(Recorded data)
----

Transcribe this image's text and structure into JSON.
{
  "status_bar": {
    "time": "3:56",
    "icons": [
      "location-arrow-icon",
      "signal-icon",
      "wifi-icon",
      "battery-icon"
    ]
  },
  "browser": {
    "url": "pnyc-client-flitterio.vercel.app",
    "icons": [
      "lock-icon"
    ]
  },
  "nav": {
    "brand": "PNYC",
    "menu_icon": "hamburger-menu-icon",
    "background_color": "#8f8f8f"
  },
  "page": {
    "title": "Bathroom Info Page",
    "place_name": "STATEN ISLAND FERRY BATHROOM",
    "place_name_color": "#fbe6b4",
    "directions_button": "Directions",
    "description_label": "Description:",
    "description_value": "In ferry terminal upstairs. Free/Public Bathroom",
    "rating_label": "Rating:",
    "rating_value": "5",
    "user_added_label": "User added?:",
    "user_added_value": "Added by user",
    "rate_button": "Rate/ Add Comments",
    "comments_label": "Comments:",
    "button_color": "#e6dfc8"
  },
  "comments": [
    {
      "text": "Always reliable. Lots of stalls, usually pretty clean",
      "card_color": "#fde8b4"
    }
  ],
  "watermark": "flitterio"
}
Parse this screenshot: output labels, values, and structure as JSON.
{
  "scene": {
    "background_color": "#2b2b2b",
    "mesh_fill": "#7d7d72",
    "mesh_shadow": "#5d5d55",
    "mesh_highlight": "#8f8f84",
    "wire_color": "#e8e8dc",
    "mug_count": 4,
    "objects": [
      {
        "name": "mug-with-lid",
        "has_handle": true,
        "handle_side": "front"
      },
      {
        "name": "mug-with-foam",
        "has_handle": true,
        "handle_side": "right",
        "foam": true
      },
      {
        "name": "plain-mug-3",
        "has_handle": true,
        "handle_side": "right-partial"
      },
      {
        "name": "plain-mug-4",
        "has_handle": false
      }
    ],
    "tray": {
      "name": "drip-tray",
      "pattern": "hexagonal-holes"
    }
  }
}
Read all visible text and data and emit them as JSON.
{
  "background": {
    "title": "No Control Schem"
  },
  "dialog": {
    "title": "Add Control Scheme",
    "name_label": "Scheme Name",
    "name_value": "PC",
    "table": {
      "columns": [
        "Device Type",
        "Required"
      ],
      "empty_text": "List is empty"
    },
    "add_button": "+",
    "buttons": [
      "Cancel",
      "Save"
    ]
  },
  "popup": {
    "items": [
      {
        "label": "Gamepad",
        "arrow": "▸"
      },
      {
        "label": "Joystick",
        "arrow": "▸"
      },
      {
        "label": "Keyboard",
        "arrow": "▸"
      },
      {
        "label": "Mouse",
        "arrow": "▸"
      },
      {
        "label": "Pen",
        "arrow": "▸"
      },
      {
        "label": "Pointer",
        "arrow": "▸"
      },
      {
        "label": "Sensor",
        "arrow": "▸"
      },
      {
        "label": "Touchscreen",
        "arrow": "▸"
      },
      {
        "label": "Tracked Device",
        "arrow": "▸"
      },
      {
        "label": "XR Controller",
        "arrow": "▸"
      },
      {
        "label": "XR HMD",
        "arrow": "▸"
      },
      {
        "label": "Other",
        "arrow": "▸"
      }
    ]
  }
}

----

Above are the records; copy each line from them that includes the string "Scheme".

### Written reply:
    "title": "Add Control Scheme",
    "name_label": "Scheme Name",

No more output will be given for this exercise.